After trying a winter trip to the tropics this year, they're contemplating adding India to their 2009 itinerary. "You think of your kids and grandchildren – what will life be like for them?" Ms. Eriksson says. "But I live for these trips. I used to get depressed every fall and winter, and I think our trips really helped me overcome that."
The Swedish Environmental Protection Agency recently asked the government to curb airport construction and to impose stricter emissions caps on existing airports to make flying more difficult and expensive. Mr. Andersson also hopes that a future European aviation emissions trading scheme, which uses economic incentives to curb pollution, will slow the travel frenzy – especially in a weakening economy. "We don't tell people to stay home, but we can apply financial pressures," he says.

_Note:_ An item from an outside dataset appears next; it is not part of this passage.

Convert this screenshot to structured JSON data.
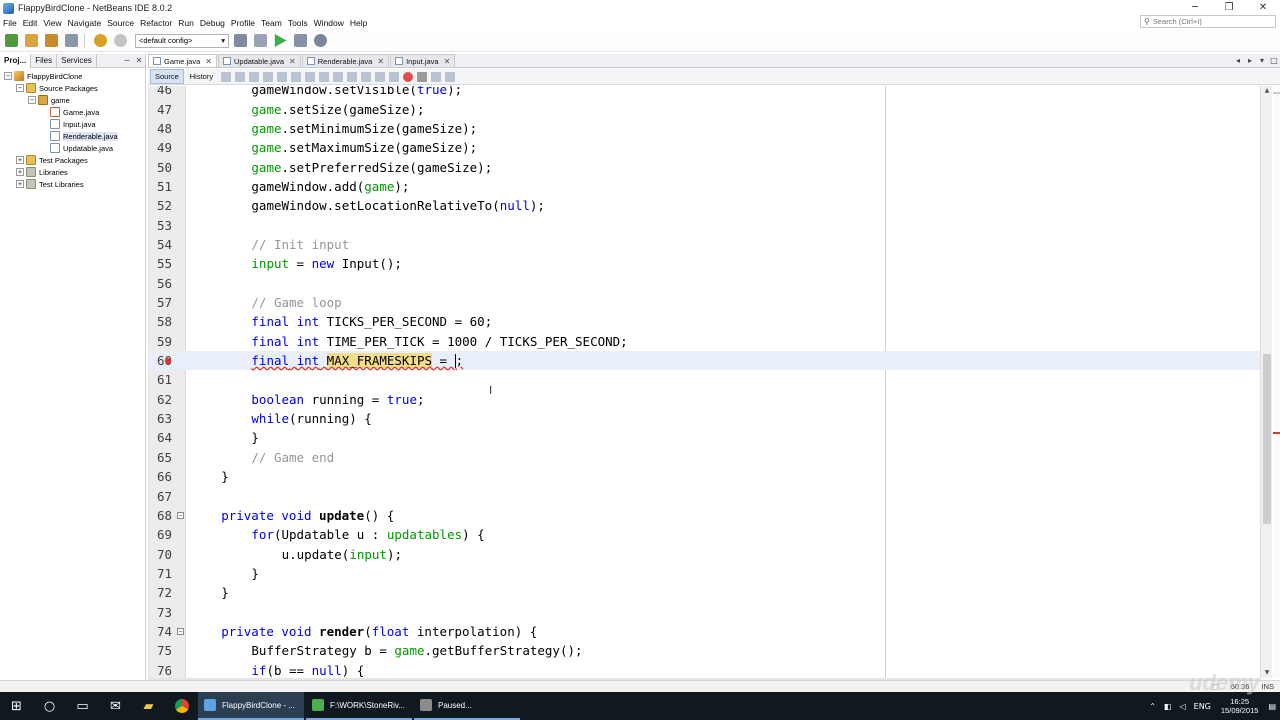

Like many people in the industrialized world being asked to sacrifice to cool the planet, Swedes hope technology will preserve their tan lines. Eric Persson is a young Swedish-Brazilian entrepreneur who built the hotel where Eriksson and her husband stayed in South America. He's proud of Sweden's environmental reputation. He's considering installing solar panels on his hotel property, and uses a green ionization technology to clean his pool instead of chlorine.
"Of course, no matter how you twist and turn this thing – tourism flights hurt the environment," Mr. Persson agrees. "But I don't think you can stop it. You can't expect Swedes to stop traveling to the sun. We just have to trust that the aviation technology will develop and get cleaner."
• • •
One in 10 Swedes surveyed recently by Stockholm-based Nordea Bank said they planned to buy a second home abroad within the next two years. With Spain's sun coast now out of economic reach for many middle-class families, they're turning their search to countries such as Thailand, Gambia, and Brazil.
Other sunbirds simply take advantage of low-cost destinations such as India, where they can stay for months in cheap guesthouses without defaulting on bills back home.
Sussi Oskarson and her partner, Jonnie Cronquist, were spending the winter in Goa – she after taking a leave from her job at a credit company and he thanks to a government disability pension. At their country home south of Stockholm, they're sticklers for recycling and composting their waste.
"What you take from the earth you should return," Mr. Cronquist explains over a drink in a beach bar where laid-back Indian waiters like to greet customers in Swedish or Russian. "That's how we renew our world."
"And at the same time we travel so much," Oskarson adds with a grimace. "It's a paradox, isn't it?"